When I accepted a preaching gig this summer (a first since retirement nearly five years ago) it was for two Sundays, one in July and one in August. I kinda knew the second one was always iffy. I’m not everyone’s cup of tea, especially in these years since leaving church, seeing the brutal truth of Amerikkka, and losing my nice.

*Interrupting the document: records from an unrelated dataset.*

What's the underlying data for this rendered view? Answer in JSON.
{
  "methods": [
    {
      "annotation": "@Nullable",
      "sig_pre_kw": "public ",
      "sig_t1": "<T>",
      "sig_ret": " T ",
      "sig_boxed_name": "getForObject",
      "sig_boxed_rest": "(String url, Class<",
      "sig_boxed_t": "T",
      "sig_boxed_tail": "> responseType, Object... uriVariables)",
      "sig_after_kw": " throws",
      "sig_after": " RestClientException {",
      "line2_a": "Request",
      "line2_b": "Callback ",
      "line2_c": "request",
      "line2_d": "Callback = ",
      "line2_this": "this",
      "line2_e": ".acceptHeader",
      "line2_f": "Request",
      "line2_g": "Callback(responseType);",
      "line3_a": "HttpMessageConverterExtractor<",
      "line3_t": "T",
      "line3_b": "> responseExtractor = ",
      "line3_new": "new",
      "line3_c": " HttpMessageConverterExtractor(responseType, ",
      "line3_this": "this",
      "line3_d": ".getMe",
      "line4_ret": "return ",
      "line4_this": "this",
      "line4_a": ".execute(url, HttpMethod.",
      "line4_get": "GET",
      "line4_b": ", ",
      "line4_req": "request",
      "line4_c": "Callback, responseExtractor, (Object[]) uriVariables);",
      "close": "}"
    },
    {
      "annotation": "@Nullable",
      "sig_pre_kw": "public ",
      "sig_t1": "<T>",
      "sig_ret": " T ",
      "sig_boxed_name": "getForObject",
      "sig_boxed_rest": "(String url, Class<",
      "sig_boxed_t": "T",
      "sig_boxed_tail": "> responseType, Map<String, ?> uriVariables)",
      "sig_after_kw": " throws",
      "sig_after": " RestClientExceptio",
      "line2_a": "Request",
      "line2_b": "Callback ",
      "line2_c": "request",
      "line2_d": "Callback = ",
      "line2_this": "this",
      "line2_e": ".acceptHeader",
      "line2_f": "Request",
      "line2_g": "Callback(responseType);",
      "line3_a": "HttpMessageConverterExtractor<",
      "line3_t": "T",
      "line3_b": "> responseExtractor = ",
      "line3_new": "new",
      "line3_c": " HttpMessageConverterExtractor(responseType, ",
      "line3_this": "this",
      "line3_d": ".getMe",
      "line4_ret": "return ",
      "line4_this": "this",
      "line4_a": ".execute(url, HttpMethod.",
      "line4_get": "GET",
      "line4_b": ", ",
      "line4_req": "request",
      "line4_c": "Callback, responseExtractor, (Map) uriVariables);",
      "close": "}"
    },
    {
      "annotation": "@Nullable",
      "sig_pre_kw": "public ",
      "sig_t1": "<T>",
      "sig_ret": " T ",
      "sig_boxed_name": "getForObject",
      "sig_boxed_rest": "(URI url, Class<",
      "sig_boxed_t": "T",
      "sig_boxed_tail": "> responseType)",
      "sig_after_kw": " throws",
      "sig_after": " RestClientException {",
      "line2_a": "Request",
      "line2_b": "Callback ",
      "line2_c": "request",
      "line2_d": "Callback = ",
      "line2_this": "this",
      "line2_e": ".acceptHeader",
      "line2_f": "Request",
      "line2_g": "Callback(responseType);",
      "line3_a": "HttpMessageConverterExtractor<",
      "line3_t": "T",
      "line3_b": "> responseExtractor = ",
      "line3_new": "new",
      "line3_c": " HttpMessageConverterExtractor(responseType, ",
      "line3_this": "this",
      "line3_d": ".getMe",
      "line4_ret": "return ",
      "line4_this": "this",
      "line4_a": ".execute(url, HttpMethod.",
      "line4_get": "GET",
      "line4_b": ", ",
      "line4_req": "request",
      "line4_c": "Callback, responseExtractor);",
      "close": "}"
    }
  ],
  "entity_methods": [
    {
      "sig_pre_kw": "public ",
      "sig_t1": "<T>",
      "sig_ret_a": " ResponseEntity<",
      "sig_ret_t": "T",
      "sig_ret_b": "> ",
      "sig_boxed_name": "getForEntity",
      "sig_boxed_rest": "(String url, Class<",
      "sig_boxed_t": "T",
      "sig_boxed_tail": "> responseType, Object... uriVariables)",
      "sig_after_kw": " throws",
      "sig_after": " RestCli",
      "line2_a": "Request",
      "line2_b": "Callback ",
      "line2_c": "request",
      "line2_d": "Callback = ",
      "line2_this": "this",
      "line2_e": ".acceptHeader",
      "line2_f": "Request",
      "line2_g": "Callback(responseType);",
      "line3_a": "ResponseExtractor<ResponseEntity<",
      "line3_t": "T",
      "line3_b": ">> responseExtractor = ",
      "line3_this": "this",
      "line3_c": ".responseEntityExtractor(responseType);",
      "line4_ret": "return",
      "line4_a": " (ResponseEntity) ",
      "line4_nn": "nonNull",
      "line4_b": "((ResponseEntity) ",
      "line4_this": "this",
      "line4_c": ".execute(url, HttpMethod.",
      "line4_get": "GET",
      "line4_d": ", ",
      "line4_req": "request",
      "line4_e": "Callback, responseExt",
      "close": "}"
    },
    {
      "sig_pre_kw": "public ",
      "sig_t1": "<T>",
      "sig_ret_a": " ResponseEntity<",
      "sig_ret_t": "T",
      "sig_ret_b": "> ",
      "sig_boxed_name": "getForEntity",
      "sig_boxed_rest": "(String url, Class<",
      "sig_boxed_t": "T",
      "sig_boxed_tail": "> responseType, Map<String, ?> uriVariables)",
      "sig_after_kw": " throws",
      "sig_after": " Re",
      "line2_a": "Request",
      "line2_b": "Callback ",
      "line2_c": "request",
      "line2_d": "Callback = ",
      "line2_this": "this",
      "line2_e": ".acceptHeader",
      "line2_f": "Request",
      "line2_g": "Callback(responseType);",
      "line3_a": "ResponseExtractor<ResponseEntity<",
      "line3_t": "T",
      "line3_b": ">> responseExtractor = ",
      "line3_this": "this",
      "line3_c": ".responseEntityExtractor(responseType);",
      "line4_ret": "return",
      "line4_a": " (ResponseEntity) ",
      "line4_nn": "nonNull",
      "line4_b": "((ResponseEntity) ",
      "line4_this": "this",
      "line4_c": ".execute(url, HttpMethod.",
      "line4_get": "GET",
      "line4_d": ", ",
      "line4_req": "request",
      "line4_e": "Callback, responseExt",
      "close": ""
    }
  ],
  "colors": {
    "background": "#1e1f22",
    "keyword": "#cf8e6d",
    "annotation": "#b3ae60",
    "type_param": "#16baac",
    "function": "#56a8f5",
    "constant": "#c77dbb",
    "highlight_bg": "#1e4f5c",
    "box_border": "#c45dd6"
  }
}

So I can’t say that I was surprised by the disinvitation that arrived on Saturday. I had preached my one sermon and named, as clearly as I could, the gospel call to repentance of the sin of white supremacy (text of sermon here) based on the assigned lectionary text. What has been surprising is the sweet outpouring of support from my virtual community when I shared the disinvitation on Facebook and the subsequent uptick in reading of the manuscript. If the goal was to foster conversations about whiteness, white supremacy, and the gospel imperative of justice, the disinvitation was probably more success than the original sermon itself. In the ensuing conversation, I was also reminded both of what I treasured of church… and why I had to leave.
This morning I awoke thinking about the verb choice in the letter: upsetting. The “message from the pulpit was upsetting to many”. As I awaken this morning holding that word, I find myself amused. In all the years of writing and sharing sermons, never was I able to so effectively prod folk from a place of comfort. For better or worse, on this ill-fate re-entry I managed to move a community so thoroughly that I got myself run out of town. And I know that means I am in good company.
More I am thinking about the privilege inherent in the message. While Black mothers and grandmothers are burying children whose lives are literally taken by systemic violence, white mothers and grandmothers are concerned when their comfort is disturbed. I am reminded of a time in parish ministry when one Black mom was having to face “the talk” with her son and another white mom was upset that a children’s story about civil rights used in church included the word bomb. Really. Black children were killed by white people’s bombs and a white mother can still demand (and receive) space free of even the word. Our presumed privilege to not be upset is the epitome of whiteness.
What is clear to me on the 24th day of this 56th trek around the sun is that being upset is symptomatic and necessary if (as white folks) we are ever going to face the evil with which we swim. While I like roses and tranquility and warm fuzzies just as much as everyone else, I am keenly aware that Rome is burning and we (white folk) are still blithely throwing gasoline on the fire. Though no doubt upsetting, the biblical mandate for justice is clear and so too the call to speak out. While it may well be too late for Rome, I can sleep at night only insofar as I have joined my voice with others calling for a new and just world order.
And this week I’m sleeping much better than I have in a very long time.